If you are diagnosed with cancer, there will be a lot going through your mind, and blood clots probably aren't going to be the first thing you think about.
It is worth remembering that developing a blood clot while living with cancer is far from unusual - 1 in 5 people with cancer will develop a clot. Despite this, Cancer Associated Thrombosis (CAT) is not commonly discussed.
As with all blood clots, CAT is serious.
However, there are effective medicines that can treat, or prevent further blood clots from forming.
CAT is not your fault, it is not caused by anything you have done, some people are simply more likely to develop a clot than others.
There are a number of risk factors:
Being treated for cancer.
Being inactive (in hospital) and/or having surgery can also raise the risk of cancer-associated thrombosis.
While all cancers increase your risk of a clot particular types of cancer will raise your risk of developing a clot, specifically:
Your healthcare team should talk to you about clots and regularly review your risk throughout your treatment. If you aren’t sure if this has happened, you should ask.
Fortunately, there are ways in which you can reduce your risk of CAT:
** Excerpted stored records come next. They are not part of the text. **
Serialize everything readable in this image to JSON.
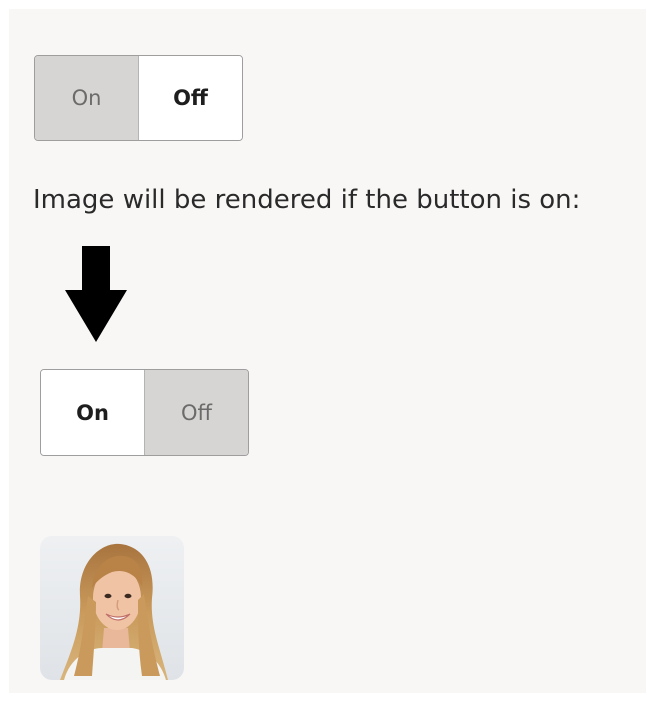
{
  "toggle_top": {
    "on_label": "On",
    "off_label": "Off",
    "selected": "On"
  },
  "caption": "Image will be rendered if the button is on:",
  "arrow_icon": "arrow-down-icon",
  "toggle_bottom": {
    "on_label": "On",
    "off_label": "Off",
    "selected": "Off"
  },
  "avatar_icon": "portrait-photo",
  "colors": {
    "panel_bg": "#f8f7f6",
    "active_segment": "#d7d5d3",
    "border": "#9e9e9e",
    "text": "#2a2a2a"
  }
}
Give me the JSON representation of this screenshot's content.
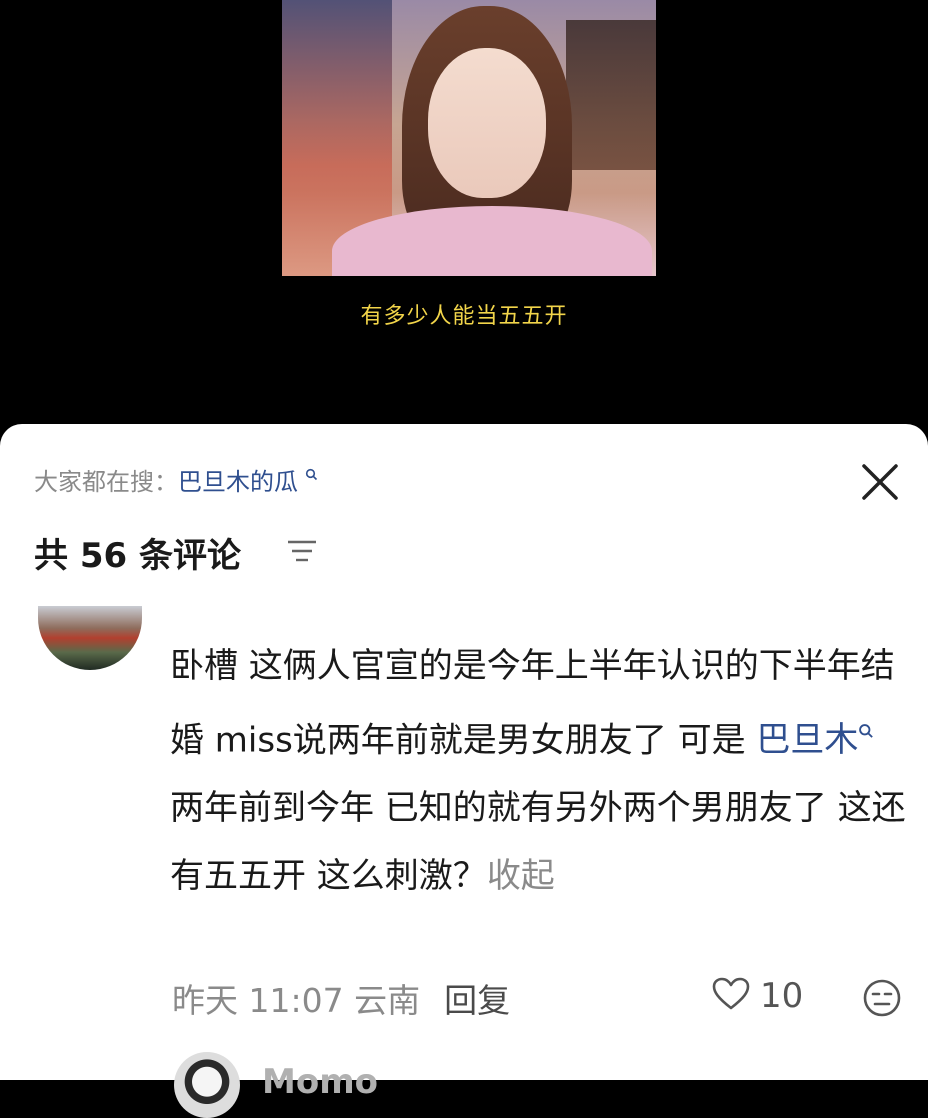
{
  "video": {
    "subtitle": "有多少人能当五五开"
  },
  "sheet": {
    "search_prefix": "大家都在搜：",
    "search_term": "巴旦木的瓜",
    "comment_count_label": "共 56 条评论"
  },
  "comment": {
    "text_part1": "卧槽 这俩人官宣的是今年上半年认识的下半年结婚 miss说两年前就是男女朋友了 可是 ",
    "keyword": "巴旦木",
    "text_part2": " 两年前到今年 已知的就有另外两个男朋友了 这还有五五开 这么刺激？",
    "collapse_label": "收起",
    "time_location": "昨天 11:07 云南",
    "reply_label": "回复",
    "like_count": "10"
  },
  "next_comment": {
    "name": "Momo"
  },
  "colors": {
    "subtitle": "#f2d54a",
    "link": "#2f4f8f",
    "muted": "#8a8a8a"
  },
  "icons": [
    "search-icon",
    "close-icon",
    "sort-icon",
    "heart-icon",
    "dislike-face-icon"
  ]
}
- Exercising little and often - moving helps keep the blood flowing (This could include walking, golf or gardening)
- Remember to change position and move your legs and feet regularly - particularly if you are sitting or lying down for a long period
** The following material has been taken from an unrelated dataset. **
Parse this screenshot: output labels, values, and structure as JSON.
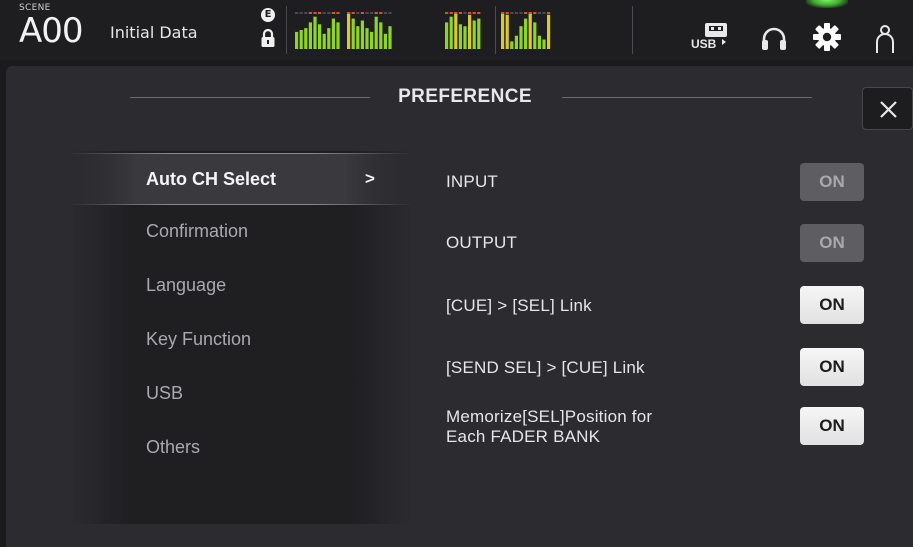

- Quitting smoking can also help to reduce your risk of clots. Your healthcare team can help and give you support should you want more information
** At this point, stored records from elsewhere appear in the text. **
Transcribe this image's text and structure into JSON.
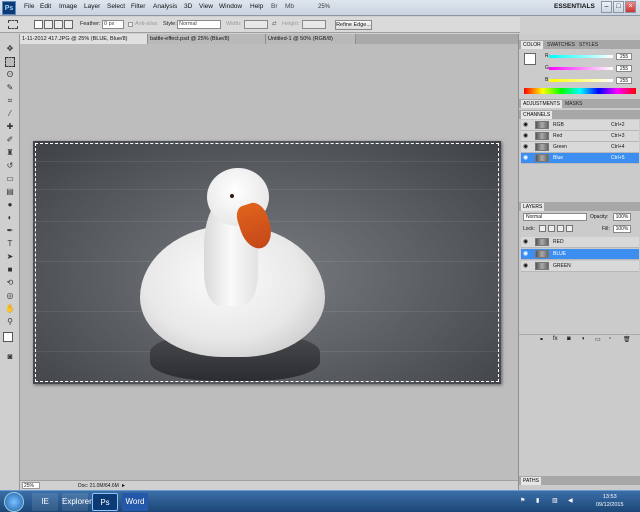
{
  "app": {
    "logo": "Ps",
    "menu": [
      "File",
      "Edit",
      "Image",
      "Layer",
      "Select",
      "Filter",
      "Analysis",
      "3D",
      "View",
      "Window",
      "Help"
    ],
    "zoom": "25%",
    "workspace": "ESSENTIALS",
    "window_controls": [
      "–",
      "□",
      "×"
    ]
  },
  "options_bar": {
    "feather_label": "Feather:",
    "feather_value": "0 px",
    "antialias_label": "Anti-alias",
    "style_label": "Style:",
    "style_value": "Normal",
    "width_label": "Width:",
    "height_label": "Height:",
    "refine_edge": "Refine Edge..."
  },
  "tabs": [
    "1-11-2012 417.JPG @ 25% (BLUE, Blue/8)",
    "battle-effect.psd @ 25% (Blue/8)",
    "Untitled-1 @ 50% (RGB/8)"
  ],
  "status": {
    "zoom": "25%",
    "doc": "Doc: 21.0M/64.6M"
  },
  "color_panel": {
    "tabs": [
      "COLOR",
      "SWATCHES",
      "STYLES"
    ],
    "channels": [
      {
        "label": "R",
        "value": "255",
        "color": "#e02020"
      },
      {
        "label": "G",
        "value": "255",
        "color": "#20c020"
      },
      {
        "label": "B",
        "value": "255",
        "color": "#2040e0"
      }
    ]
  },
  "adjust_panel": {
    "tabs": [
      "ADJUSTMENTS",
      "MASKS"
    ]
  },
  "channels_panel": {
    "title": "CHANNELS",
    "rows": [
      {
        "name": "RGB",
        "shortcut": "Ctrl+2",
        "selected": false
      },
      {
        "name": "Red",
        "shortcut": "Ctrl+3",
        "selected": false
      },
      {
        "name": "Green",
        "shortcut": "Ctrl+4",
        "selected": false
      },
      {
        "name": "Blue",
        "shortcut": "Ctrl+5",
        "selected": true
      }
    ]
  },
  "layers_panel": {
    "title": "LAYERS",
    "blend_mode": "Normal",
    "opacity_label": "Opacity:",
    "opacity": "100%",
    "lock_label": "Lock:",
    "fill_label": "Fill:",
    "fill": "100%",
    "rows": [
      {
        "name": "RED",
        "selected": false
      },
      {
        "name": "BLUE",
        "selected": true
      },
      {
        "name": "GREEN",
        "selected": false
      }
    ]
  },
  "paths_panel": {
    "title": "PATHS"
  },
  "taskbar": {
    "time": "13:53",
    "date": "09/12/2015",
    "apps": [
      "IE",
      "Explorer",
      "Ps",
      "Word"
    ]
  }
}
- Try to drink plenty of fluids but avoiding coffee or alcohol where possible
50% of Cancer Associated Blood Clots occur within the first three months of someone being diagnosed with cancer
If you do develop a blood clot while being treated for cancer, there are effective treatments that can help manage your CAT and prevent further clots from forming.
Importantly, the treatment for CAT is different to that for deep vein thrombosis (DVT) or pulmonary embolism (PE). The recommended treatment for CAT is an injected type of anticoagulant called low-molecular weight heparin (LMWH), every day for 6 months.
It is important that you keep taking the treatment every day for at least 6 months, or for as long as your doctor advises.
If you are unclear on how to use your treatment, refer to the information inside the pack you received, known as the Patient Information Leaflet, or speak to your healthcare team.
If you are worried about clots, immediately contact your healthcare team. Check you have contact details for your healthcare team and write them down.
For more information on what signs to look for:
Watch the CAT video diary
Blood clots pose a very significant risk to cancer patients.
Watch Teresa's story
If you are worried about clots, immediately contact your healthcare team. Check you have contact details for your healthcare team and write them on your CAT Alert Card.
To request a CAT Alert card please email email@example.com with your name and address.
To order CAT Alert cards in bulk for your patients please email firstname.lastname@example.org stating how many you would like and your name and address.
Sara talks about her colon cancer and her cancer associated pulmonary embolism